== GIVEN ENTRIES ==
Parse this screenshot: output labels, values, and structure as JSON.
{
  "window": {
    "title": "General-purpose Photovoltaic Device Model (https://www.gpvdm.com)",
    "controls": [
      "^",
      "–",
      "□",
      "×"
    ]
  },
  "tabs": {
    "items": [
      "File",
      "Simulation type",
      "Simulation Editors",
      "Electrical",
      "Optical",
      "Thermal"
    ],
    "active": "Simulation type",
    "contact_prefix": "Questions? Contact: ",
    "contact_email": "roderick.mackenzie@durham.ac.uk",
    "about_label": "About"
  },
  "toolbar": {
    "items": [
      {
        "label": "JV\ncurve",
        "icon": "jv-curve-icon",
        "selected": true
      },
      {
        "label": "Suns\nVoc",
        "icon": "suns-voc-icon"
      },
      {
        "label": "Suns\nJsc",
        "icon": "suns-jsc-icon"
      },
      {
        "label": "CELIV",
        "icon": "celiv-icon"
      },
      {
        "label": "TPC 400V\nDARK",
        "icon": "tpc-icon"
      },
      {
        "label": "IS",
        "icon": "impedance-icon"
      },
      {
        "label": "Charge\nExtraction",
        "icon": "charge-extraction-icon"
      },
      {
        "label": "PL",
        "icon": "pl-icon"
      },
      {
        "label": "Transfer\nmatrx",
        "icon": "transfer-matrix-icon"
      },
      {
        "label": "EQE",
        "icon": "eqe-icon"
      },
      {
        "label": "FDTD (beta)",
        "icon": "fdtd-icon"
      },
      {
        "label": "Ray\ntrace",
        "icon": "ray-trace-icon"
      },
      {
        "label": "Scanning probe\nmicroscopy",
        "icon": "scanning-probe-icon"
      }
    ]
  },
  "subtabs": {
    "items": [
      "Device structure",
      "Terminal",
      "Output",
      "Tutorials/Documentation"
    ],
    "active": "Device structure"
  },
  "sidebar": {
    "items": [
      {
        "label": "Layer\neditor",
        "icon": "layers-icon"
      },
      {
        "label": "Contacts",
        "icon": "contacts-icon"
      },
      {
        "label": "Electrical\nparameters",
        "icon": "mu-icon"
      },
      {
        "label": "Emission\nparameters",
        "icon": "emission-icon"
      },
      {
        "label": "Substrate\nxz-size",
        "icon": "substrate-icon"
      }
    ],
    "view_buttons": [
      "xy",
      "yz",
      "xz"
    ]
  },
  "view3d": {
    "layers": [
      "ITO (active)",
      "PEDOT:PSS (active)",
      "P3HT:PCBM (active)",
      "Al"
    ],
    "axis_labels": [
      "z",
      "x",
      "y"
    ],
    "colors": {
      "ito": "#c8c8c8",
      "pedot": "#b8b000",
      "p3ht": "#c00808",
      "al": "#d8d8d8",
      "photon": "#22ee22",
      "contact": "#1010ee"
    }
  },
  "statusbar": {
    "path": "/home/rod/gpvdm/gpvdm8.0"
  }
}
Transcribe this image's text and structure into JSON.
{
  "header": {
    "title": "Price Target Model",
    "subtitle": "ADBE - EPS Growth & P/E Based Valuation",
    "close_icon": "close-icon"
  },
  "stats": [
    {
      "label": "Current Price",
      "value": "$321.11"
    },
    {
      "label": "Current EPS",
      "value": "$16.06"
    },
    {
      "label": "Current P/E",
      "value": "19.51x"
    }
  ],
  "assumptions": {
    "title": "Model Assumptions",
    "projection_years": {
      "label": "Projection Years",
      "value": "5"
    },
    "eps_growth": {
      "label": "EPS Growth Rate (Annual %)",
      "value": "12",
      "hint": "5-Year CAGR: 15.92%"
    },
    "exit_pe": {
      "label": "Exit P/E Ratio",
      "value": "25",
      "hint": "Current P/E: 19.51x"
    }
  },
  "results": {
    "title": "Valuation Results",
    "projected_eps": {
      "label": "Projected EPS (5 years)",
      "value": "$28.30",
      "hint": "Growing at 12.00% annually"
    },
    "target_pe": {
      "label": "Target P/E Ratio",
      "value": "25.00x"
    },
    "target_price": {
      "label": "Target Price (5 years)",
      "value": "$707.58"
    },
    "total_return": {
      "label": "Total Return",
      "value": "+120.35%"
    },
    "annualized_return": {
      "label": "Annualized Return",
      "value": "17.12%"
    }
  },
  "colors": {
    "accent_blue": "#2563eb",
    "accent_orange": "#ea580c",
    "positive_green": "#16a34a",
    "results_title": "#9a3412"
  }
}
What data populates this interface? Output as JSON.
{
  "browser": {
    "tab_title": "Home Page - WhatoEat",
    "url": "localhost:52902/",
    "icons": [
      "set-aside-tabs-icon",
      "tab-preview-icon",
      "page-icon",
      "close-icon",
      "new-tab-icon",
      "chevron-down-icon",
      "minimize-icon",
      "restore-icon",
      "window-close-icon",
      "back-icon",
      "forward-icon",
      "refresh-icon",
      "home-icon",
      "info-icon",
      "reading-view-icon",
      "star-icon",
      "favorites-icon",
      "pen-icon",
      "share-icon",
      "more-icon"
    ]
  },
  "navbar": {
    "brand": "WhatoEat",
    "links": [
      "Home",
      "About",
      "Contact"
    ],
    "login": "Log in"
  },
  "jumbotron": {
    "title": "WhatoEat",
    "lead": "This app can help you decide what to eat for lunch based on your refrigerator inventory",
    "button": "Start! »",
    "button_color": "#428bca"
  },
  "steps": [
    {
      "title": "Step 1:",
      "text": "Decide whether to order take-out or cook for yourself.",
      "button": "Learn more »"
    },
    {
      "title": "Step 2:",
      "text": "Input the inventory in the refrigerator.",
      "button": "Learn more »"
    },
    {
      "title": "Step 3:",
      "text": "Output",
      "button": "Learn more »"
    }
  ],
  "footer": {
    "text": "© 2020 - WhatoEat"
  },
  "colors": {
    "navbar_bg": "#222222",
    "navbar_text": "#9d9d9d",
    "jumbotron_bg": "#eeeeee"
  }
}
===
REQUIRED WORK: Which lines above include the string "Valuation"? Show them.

EXERCISE RESPONSE:
    "subtitle": "ADBE - EPS Growth & P/E Based Valuation",
    "title": "Valuation Results",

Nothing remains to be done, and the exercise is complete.